Assignment »
Repeat the entries beneath in their entirety, precisely as given.

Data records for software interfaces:
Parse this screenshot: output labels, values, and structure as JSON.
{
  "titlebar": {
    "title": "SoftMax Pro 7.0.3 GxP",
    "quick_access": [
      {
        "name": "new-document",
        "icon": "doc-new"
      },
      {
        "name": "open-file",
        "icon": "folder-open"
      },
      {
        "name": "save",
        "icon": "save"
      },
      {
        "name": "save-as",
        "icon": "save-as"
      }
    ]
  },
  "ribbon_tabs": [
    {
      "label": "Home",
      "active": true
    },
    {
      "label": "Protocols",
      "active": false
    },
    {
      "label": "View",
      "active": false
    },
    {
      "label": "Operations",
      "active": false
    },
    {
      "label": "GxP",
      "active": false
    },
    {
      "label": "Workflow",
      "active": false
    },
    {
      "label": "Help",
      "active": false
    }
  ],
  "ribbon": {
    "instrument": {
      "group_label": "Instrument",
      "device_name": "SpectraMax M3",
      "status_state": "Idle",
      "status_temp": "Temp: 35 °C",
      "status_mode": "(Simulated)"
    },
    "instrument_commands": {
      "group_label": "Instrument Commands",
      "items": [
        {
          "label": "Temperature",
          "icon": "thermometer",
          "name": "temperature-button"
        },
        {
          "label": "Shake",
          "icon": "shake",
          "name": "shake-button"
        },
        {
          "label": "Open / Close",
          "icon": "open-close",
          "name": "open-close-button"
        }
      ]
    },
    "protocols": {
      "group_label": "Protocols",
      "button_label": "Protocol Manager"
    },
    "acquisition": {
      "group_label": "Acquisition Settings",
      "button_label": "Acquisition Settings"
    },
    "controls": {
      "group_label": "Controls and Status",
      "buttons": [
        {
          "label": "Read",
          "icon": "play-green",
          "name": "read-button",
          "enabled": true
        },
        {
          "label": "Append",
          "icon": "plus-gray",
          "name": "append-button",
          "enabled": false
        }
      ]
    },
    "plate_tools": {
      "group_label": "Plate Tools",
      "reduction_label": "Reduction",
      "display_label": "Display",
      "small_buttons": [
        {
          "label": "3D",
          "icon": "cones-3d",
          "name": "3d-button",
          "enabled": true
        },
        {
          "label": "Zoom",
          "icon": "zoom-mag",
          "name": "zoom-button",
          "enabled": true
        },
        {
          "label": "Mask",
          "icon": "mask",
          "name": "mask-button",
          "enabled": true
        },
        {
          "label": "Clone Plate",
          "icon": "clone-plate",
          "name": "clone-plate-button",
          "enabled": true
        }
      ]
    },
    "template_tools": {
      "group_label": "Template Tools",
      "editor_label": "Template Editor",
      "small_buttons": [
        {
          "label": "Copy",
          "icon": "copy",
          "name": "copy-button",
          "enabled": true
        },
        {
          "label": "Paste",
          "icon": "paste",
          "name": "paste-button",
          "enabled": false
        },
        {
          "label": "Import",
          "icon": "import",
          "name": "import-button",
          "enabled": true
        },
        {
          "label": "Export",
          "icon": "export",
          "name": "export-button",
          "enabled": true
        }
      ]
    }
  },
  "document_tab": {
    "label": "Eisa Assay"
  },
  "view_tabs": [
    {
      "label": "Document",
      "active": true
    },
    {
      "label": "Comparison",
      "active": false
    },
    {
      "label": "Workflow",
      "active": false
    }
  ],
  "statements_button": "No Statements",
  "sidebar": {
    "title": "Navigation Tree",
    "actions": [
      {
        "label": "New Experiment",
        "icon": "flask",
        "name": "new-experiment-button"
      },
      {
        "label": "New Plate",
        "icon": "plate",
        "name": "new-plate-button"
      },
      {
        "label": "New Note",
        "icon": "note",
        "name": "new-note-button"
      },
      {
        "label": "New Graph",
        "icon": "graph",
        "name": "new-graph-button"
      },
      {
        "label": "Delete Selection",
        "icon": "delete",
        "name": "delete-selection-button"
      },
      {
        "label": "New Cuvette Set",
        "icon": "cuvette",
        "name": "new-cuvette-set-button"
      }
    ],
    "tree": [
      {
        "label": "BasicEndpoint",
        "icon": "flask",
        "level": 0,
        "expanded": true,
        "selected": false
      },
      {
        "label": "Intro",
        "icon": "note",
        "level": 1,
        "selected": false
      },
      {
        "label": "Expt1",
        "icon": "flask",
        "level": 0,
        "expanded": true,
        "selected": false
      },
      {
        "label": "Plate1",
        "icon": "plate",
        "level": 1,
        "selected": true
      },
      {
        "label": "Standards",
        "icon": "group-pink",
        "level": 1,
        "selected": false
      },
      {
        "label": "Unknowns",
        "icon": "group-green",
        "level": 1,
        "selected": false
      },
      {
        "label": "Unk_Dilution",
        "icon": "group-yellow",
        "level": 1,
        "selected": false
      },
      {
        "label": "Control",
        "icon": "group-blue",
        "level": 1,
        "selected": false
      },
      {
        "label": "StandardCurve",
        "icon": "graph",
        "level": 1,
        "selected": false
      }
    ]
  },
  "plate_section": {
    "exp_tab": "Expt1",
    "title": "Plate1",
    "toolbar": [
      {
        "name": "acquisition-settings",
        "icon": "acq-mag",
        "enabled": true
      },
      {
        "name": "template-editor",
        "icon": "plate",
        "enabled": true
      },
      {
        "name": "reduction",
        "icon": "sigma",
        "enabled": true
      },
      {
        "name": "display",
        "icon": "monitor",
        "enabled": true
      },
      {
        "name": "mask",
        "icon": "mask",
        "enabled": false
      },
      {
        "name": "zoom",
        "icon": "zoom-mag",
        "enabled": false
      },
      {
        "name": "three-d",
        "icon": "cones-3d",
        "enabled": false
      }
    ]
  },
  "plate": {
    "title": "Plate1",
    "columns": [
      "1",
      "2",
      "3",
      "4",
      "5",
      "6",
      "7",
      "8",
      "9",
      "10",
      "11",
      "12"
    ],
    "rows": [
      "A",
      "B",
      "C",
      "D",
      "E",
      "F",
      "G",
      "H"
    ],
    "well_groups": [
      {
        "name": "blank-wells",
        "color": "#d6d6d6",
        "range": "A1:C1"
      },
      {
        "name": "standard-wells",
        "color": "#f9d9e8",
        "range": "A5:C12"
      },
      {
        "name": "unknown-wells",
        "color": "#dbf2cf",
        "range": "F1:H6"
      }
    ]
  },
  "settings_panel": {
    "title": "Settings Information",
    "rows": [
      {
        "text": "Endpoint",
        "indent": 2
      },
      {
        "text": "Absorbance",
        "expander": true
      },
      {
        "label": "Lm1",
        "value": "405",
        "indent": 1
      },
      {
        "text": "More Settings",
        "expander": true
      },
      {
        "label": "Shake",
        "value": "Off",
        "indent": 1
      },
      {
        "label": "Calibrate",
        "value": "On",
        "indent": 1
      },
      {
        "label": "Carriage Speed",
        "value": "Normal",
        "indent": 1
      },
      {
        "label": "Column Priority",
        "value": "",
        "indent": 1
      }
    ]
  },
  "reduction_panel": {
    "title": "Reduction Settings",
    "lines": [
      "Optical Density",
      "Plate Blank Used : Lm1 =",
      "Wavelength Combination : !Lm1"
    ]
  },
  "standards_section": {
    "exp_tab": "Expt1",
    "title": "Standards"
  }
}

Result of the task »
Parse this screenshot: output labels, values, and structure as JSON.
{
  "titlebar": {
    "title": "SoftMax Pro 7.0.3 GxP",
    "quick_access": [
      {
        "name": "new-document",
        "icon": "doc-new"
      },
      {
        "name": "open-file",
        "icon": "folder-open"
      },
      {
        "name": "save",
        "icon": "save"
      },
      {
        "name": "save-as",
        "icon": "save-as"
      }
    ]
  },
  "ribbon_tabs": [
    {
      "label": "Home",
      "active": true
    },
    {
      "label": "Protocols",
      "active": false
    },
    {
      "label": "View",
      "active": false
    },
    {
      "label": "Operations",
      "active": false
    },
    {
      "label": "GxP",
      "active": false
    },
    {
      "label": "Workflow",
      "active": false
    },
    {
      "label": "Help",
      "active": false
    }
  ],
  "ribbon": {
    "instrument": {
      "group_label": "Instrument",
      "device_name": "SpectraMax M3",
      "status_state": "Idle",
      "status_temp": "Temp: 35 °C",
      "status_mode": "(Simulated)"
    },
    "instrument_commands": {
      "group_label": "Instrument Commands",
      "items": [
        {
          "label": "Temperature",
          "icon": "thermometer",
          "name": "temperature-button"
        },
        {
          "label": "Shake",
          "icon": "shake",
          "name": "shake-button"
        },
        {
          "label": "Open / Close",
          "icon": "open-close",
          "name": "open-close-button"
        }
      ]
    },
    "protocols": {
      "group_label": "Protocols",
      "button_label": "Protocol Manager"
    },
    "acquisition": {
      "group_label": "Acquisition Settings",
      "button_label": "Acquisition Settings"
    },
    "controls": {
      "group_label": "Controls and Status",
      "buttons": [
        {
          "label": "Read",
          "icon": "play-green",
          "name": "read-button",
          "enabled": true
        },
        {
          "label": "Append",
          "icon": "plus-gray",
          "name": "append-button",
          "enabled": false
        }
      ]
    },
    "plate_tools": {
      "group_label": "Plate Tools",
      "reduction_label": "Reduction",
      "display_label": "Display",
      "small_buttons": [
        {
          "label": "3D",
          "icon": "cones-3d",
          "name": "3d-button",
          "enabled": true
        },
        {
          "label": "Zoom",
          "icon": "zoom-mag",
          "name": "zoom-button",
          "enabled": true
        },
        {
          "label": "Mask",
          "icon": "mask",
          "name": "mask-button",
          "enabled": true
        },
        {
          "label": "Clone Plate",
          "icon": "clone-plate",
          "name": "clone-plate-button",
          "enabled": true
        }
      ]
    },
    "template_tools": {
      "group_label": "Template Tools",
      "editor_label": "Template Editor",
      "small_buttons": [
        {
          "label": "Copy",
          "icon": "copy",
          "name": "copy-button",
          "enabled": true
        },
        {
          "label": "Paste",
          "icon": "paste",
          "name": "paste-button",
          "enabled": false
        },
        {
          "label": "Import",
          "icon": "import",
          "name": "import-button",
          "enabled": true
        },
        {
          "label": "Export",
          "icon": "export",
          "name": "export-button",
          "enabled": true
        }
      ]
    }
  },
  "document_tab": {
    "label": "Eisa Assay"
  },
  "view_tabs": [
    {
      "label": "Document",
      "active": true
    },
    {
      "label": "Comparison",
      "active": false
    },
    {
      "label": "Workflow",
      "active": false
    }
  ],
  "statements_button": "No Statements",
  "sidebar": {
    "title": "Navigation Tree",
    "actions": [
      {
        "label": "New Experiment",
        "icon": "flask",
        "name": "new-experiment-button"
      },
      {
        "label": "New Plate",
        "icon": "plate",
        "name": "new-plate-button"
      },
      {
        "label": "New Note",
        "icon": "note",
        "name": "new-note-button"
      },
      {
        "label": "New Graph",
        "icon": "graph",
        "name": "new-graph-button"
      },
      {
        "label": "Delete Selection",
        "icon": "delete",
        "name": "delete-selection-button"
      },
      {
        "label": "New Cuvette Set",
        "icon": "cuvette",
        "name": "new-cuvette-set-button"
      }
    ],
    "tree": [
      {
        "label": "BasicEndpoint",
        "icon": "flask",
        "level": 0,
        "expanded": true,
        "selected": false
      },
      {
        "label": "Intro",
        "icon": "note",
        "level": 1,
        "selected": false
      },
      {
        "label": "Expt1",
        "icon": "flask",
        "level": 0,
        "expanded": true,
        "selected": false
      },
      {
        "label": "Plate1",
        "icon": "plate",
        "level": 1,
        "selected": true
      },
      {
        "label": "Standards",
        "icon": "group-pink",
        "level": 1,
        "selected": false
      },
      {
        "label": "Unknowns",
        "icon": "group-green",
        "level": 1,
        "selected": false
      },
      {
        "label": "Unk_Dilution",
        "icon": "group-yellow",
        "level": 1,
        "selected": false
      },
      {
        "label": "Control",
        "icon": "group-blue",
        "level": 1,
        "selected": false
      },
      {
        "label": "StandardCurve",
        "icon": "graph",
        "level": 1,
        "selected": false
      }
    ]
  },
  "plate_section": {
    "exp_tab": "Expt1",
    "title": "Plate1",
    "toolbar": [
      {
        "name": "acquisition-settings",
        "icon": "acq-mag",
        "enabled": true
      },
      {
        "name": "template-editor",
        "icon": "plate",
        "enabled": true
      },
      {
        "name": "reduction",
        "icon": "sigma",
        "enabled": true
      },
      {
        "name": "display",
        "icon": "monitor",
        "enabled": true
      },
      {
        "name": "mask",
        "icon": "mask",
        "enabled": false
      },
      {
        "name": "zoom",
        "icon": "zoom-mag",
        "enabled": false
      },
      {
        "name": "three-d",
        "icon": "cones-3d",
        "enabled": false
      }
    ]
  },
  "plate": {
    "title": "Plate1",
    "columns": [
      "1",
      "2",
      "3",
      "4",
      "5",
      "6",
      "7",
      "8",
      "9",
      "10",
      "11",
      "12"
    ],
    "rows": [
      "A",
      "B",
      "C",
      "D",
      "E",
      "F",
      "G",
      "H"
    ],
    "well_groups": [
      {
        "name": "blank-wells",
        "color": "#d6d6d6",
        "range": "A1:C1"
      },
      {
        "name": "standard-wells",
        "color": "#f9d9e8",
        "range": "A5:C12"
      },
      {
        "name": "unknown-wells",
        "color": "#dbf2cf",
        "range": "F1:H6"
      }
    ]
  },
  "settings_panel": {
    "title": "Settings Information",
    "rows": [
      {
        "text": "Endpoint",
        "indent": 2
      },
      {
        "text": "Absorbance",
        "expander": true
      },
      {
        "label": "Lm1",
        "value": "405",
        "indent": 1
      },
      {
        "text": "More Settings",
        "expander": true
      },
      {
        "label": "Shake",
        "value": "Off",
        "indent": 1
      },
      {
        "label": "Calibrate",
        "value": "On",
        "indent": 1
      },
      {
        "label": "Carriage Speed",
        "value": "Normal",
        "indent": 1
      },
      {
        "label": "Column Priority",
        "value": "",
        "indent": 1
      }
    ]
  },
  "reduction_panel": {
    "title": "Reduction Settings",
    "lines": [
      "Optical Density",
      "Plate Blank Used : Lm1 =",
      "Wavelength Combination : !Lm1"
    ]
  },
  "standards_section": {
    "exp_tab": "Expt1",
    "title": "Standards"
  }
}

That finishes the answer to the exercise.